Douyin, ByteDance’s Chinese version of TikTok, said on Tuesday it had sued Chinese social media giant Tencent for monopolistic behavior including blocking Douyin’s content on its WeChat and QQ instant-messaging apps.
Why it matters: The legal move comes as China tightens antitrust regulations for tech companies and refines its laws to better rein in the internet sector. While similar lawsuits had often resulted in a stalemate, it is believed that officials and judges will now be less tolerant of internet companies and anti-competitive behavior.
- The lawsuit is also seen as a tactical move as Douyin’s biggest domestic rival, Tencent-backed short video platform Kuaishou, is preparing to list in Hong Kong.

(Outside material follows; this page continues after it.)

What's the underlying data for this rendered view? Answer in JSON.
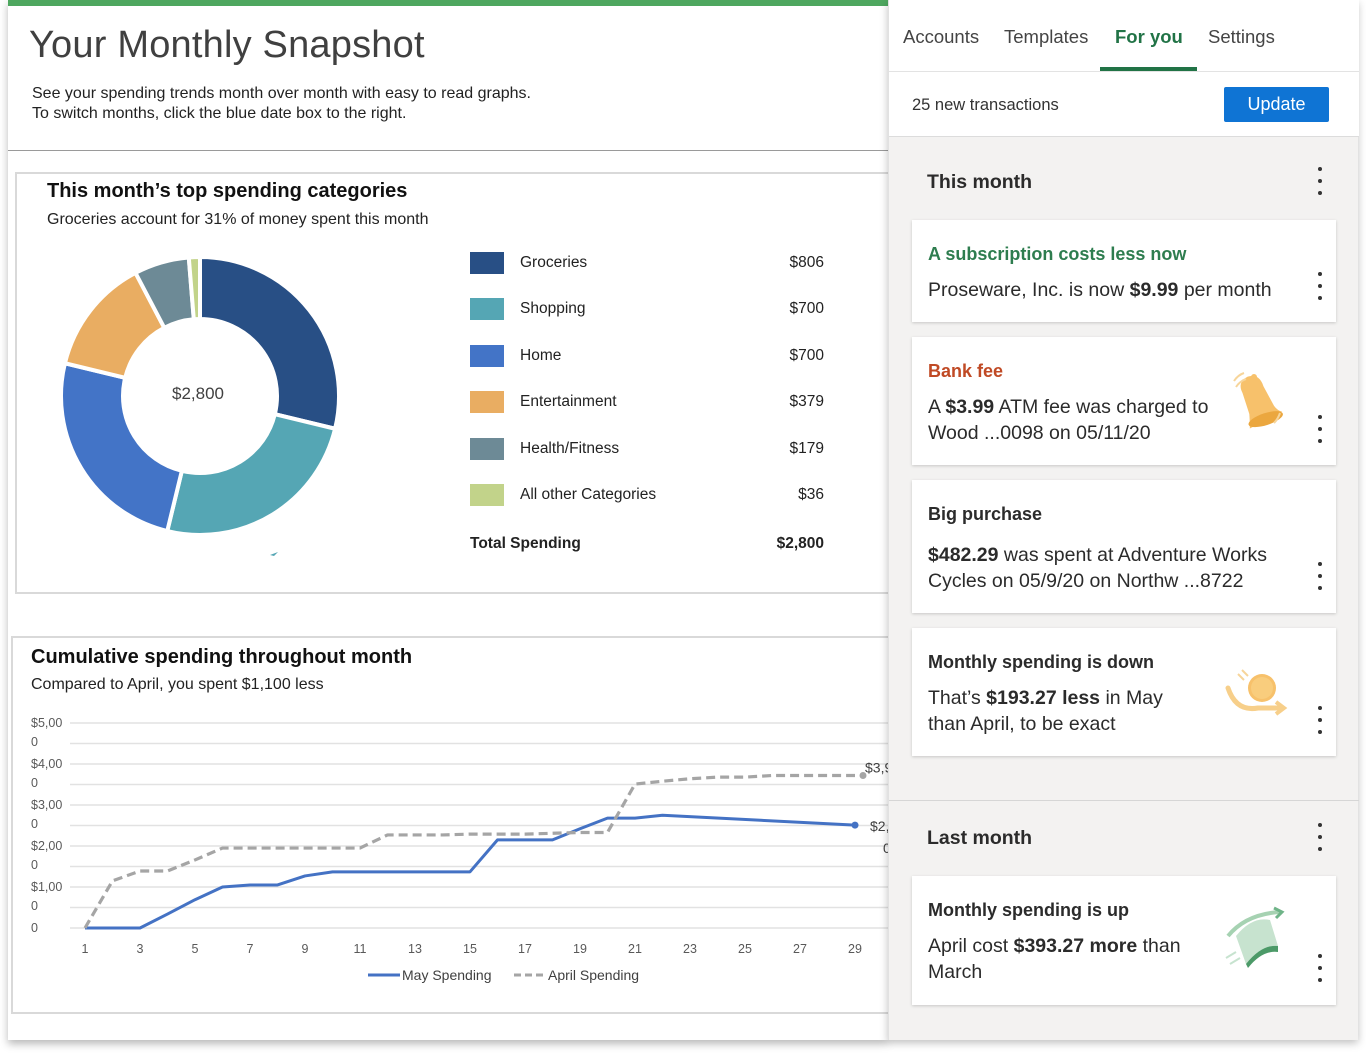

Details: ByteDance has filed a lawsuit with the Beijing Intellectual Property Court, accusing Tencent of violating China’s Anti-Monopoly Law by restricting WeChat and QQ users from sharing Douyin’s short-video content, the company said on Tuesday.
- Tencent’s practice, it said, ran afoul of the Anti-Monopoly Law’s provision of forbidding “misusing a market-dominant position, and antitrust behavior of excluding and restricting competition” (our translation).
- ByteDance asked the court to require Tencent to cease such behavior and make a public apology. The Beijing-based firm is also seeking compensation of RMB 900 million (around $13.9 million) from Tencent.
- There are no other operators that provide services that rival WeChat and QQ, ByteDance said, meaning that Tencent enjoys a “market-dominant position”—the threshold for citing the Anti-Monopoly Law in court.
- Tencent said in a statement that ByteDance’s accusations were “false” and that the company will bring a countersuit.
- Tencent said Douyin had acquired WeChat users’ personal information by “means of unfair competition” and had breached the platform’s rules.
Context: China has ramped up antitrust regulations in the tech industry in recent months. In December, the State Administration of Market Regulation (SAMR), China’s top antitrust regulator, issued fines to Alibaba and affiliates of Tencent and logistics giant SF Express over three separate acquisition deals, a move that legal experts described as the country’s first batch of antitrust enforcements against tech firms.
- SAMR had previously proposed an overhaul of the Anti-Monopoly Law in January and introduced a set of antitrust guidelines tailored for the internet industry in November.
- In March, ByteDance complained that WeChat had started blocking links to its enterprise messaging app and productivity tool Feishu.